Now, more broadly, it’s about education and learning that can help secure a more sustainable future than ‘the one in prospect’ – as the renowned educator David Orr puts it.
Click to download Stephen Sterling, Plymouth University, UK What do you think when you see those ‘L’ plates on the car in front? Because we are facing testing times like never before ‒ not just once as in the driving licence test, but over lifetimes.
It’s a metaphor of course, but current conditions – economic, social, ecological, political, technological – are requiring us all to be ‘learner drivers’: more cautious, going slower, reading our broader environment, aware of dangers and signals of change.
Prior to and following the Rio 20 Summit of 2012, which brought the world community together to look at issues of global sustainable development, there have been numerous high level reports and documents outlining the need for change towards more resilient, just, and environmentally sustainable societies.
For example, the international Sustainable Development Solutions Network’s (SDSN) (SDSN 2013) details ‘ten priority challenges of sustainable development’: ending poverty, development within planetary boundaries, effective learning for children and youth, gender equality and human rights, health and wellbeing, improving agricultural systems, curbing climate change, resilient cities, securing ecosystem services and biodiversity, and transforming governance.
There is no prior period of change that remotely resembles what humanity is about to experience. There are almost daily headlines around such issues as energy,food security, biodiversity and species loss, poverty and inequity, climate change and shifting and extreme weather patterns, employment issues, social justice, economic volatility and a rising population.

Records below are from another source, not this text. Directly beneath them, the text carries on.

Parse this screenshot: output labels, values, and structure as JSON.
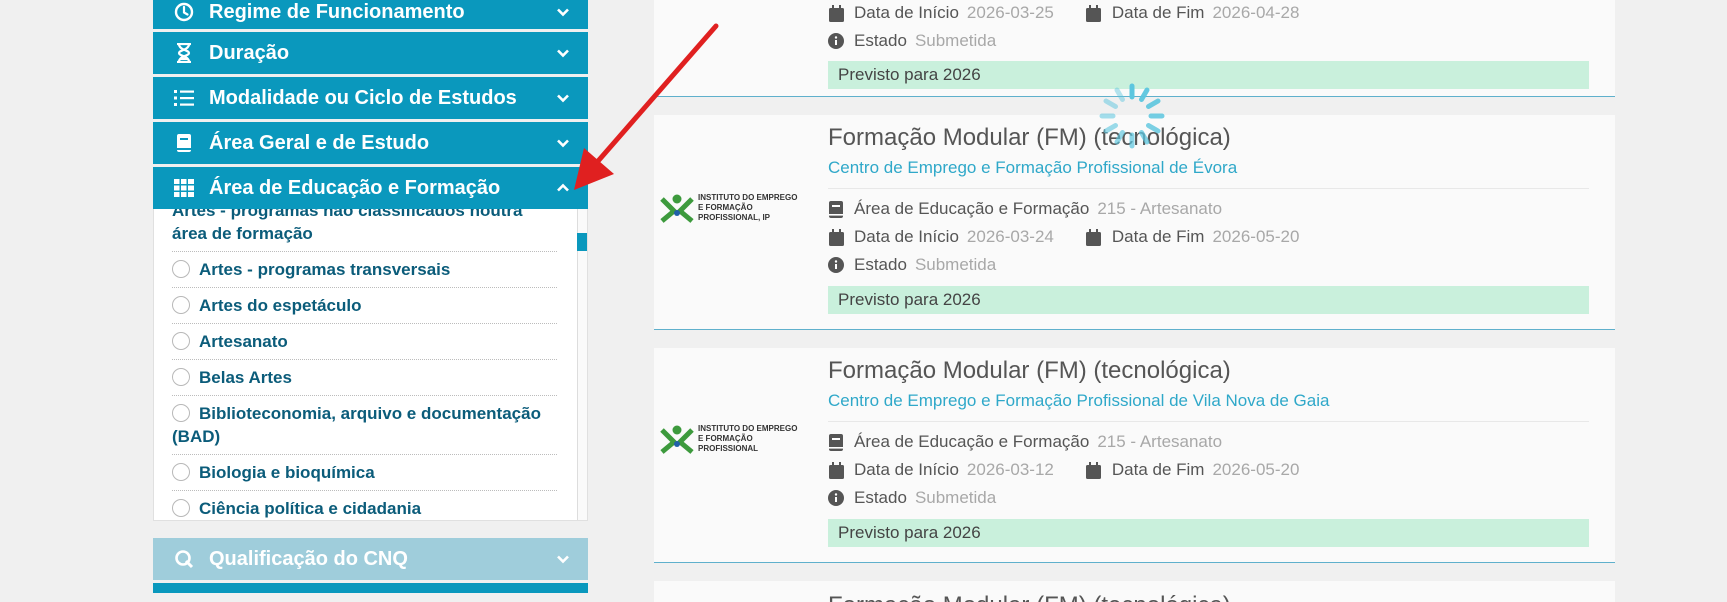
{
  "filters": {
    "headers": [
      {
        "label": "Regime de Funcionamento",
        "icon": "clock-icon"
      },
      {
        "label": "Duração",
        "icon": "hourglass-icon"
      },
      {
        "label": "Modalidade ou Ciclo de Estudos",
        "icon": "list-icon"
      },
      {
        "label": "Área Geral e de Estudo",
        "icon": "book-icon"
      },
      {
        "label": "Área de Educação e Formação",
        "icon": "grid-icon"
      }
    ],
    "area_options": [
      {
        "label": "Artes - programas não classificados noutra área de formação"
      },
      {
        "label": "Artes - programas transversais"
      },
      {
        "label": "Artes do espetáculo"
      },
      {
        "label": "Artesanato"
      },
      {
        "label": "Belas Artes"
      },
      {
        "label": "Biblioteconomia, arquivo e documentação (BAD)"
      },
      {
        "label": "Biologia e bioquímica"
      },
      {
        "label": "Ciência política e cidadania"
      }
    ],
    "next_header": {
      "label": "Qualificação do CNQ",
      "icon": "q-icon"
    }
  },
  "results": [
    {
      "start_label": "Data de Início",
      "start": "2026-03-25",
      "end_label": "Data de Fim",
      "end": "2026-04-28",
      "status_label": "Estado",
      "status": "Submetida",
      "banner": "Previsto para 2026"
    },
    {
      "title": "Formação Modular (FM) (tecnológica)",
      "center": "Centro de Emprego e Formação Profissional de Évora",
      "logo_line1": "INSTITUTO DO EMPREGO",
      "logo_line2": "E FORMAÇÃO PROFISSIONAL, IP",
      "area_label": "Área de Educação e Formação",
      "area": "215 - Artesanato",
      "start_label": "Data de Início",
      "start": "2026-03-24",
      "end_label": "Data de Fim",
      "end": "2026-05-20",
      "status_label": "Estado",
      "status": "Submetida",
      "banner": "Previsto para 2026"
    },
    {
      "title": "Formação Modular (FM) (tecnológica)",
      "center": "Centro de Emprego e Formação Profissional de Vila Nova de Gaia",
      "logo_line1": "INSTITUTO DO EMPREGO",
      "logo_line2": "E FORMAÇÃO PROFISSIONAL",
      "area_label": "Área de Educação e Formação",
      "area": "215 - Artesanato",
      "start_label": "Data de Início",
      "start": "2026-03-12",
      "end_label": "Data de Fim",
      "end": "2026-05-20",
      "status_label": "Estado",
      "status": "Submetida",
      "banner": "Previsto para 2026"
    },
    {
      "title": "Formação Modular (FM) (tecnológica)"
    }
  ],
  "colors": {
    "accent": "#0a98bd",
    "accent_disabled": "#9fcddb",
    "link": "#2fa8c9",
    "banner_bg": "#c9f0dc",
    "arrow": "#e02020",
    "iefp_green": "#3d9a3d",
    "iefp_blue": "#1f5fa8"
  }
}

These fuel a renewed urgency and debate about the possibility of sustainable development (Assadourian and Prugh 2013) – how to live well, into the future, without eroding the Earth’s ability to sustain present and future generations.These are proposed as the basis of ‘Sustainable Development Goals’ (SDGs), which are currently being discussed prior to their elaboration and adoption internationally in 2015 to replace the Millennium Development Goals.So there is a growing consensus on the broad directions that need to be taken.If we are to secure a safer and enduring future for generations to come, the sustainability revolution ‘requires each person to act as a learning leader at some level, from family to community, from nation to world’ (Meadows “We must take the first determined steps toward a sustainable future with dignity for all. We must transform our economies, our environment and our societies.We must change old mindsets, behaviours and destructive patterns.Education however, can build lasting change - that is, ‒when it is owned by the learner.Whilst policy instruments tend to treat symptoms of unsustainable activities and behaviours, education and learning can reach hearts and minds, and therefore address root causes.Continuing the metaphor, we can ‘drive on’ blindly of course, hoping for the best.Or we can anticipate, think ahead, take avoiding action, take alternative routes. When I started in environmental education some 40 years ago, it was about education that would help people understand and act on environmental issues.ESD touches every aspect of education including planning, policy development, programme implementation, finance, curricula, teaching, learning, assessment, administration.ESD aims to provide a coherent interaction between education, public awareness, and training with a view to creating a more sustainable future (UNESCO, 20).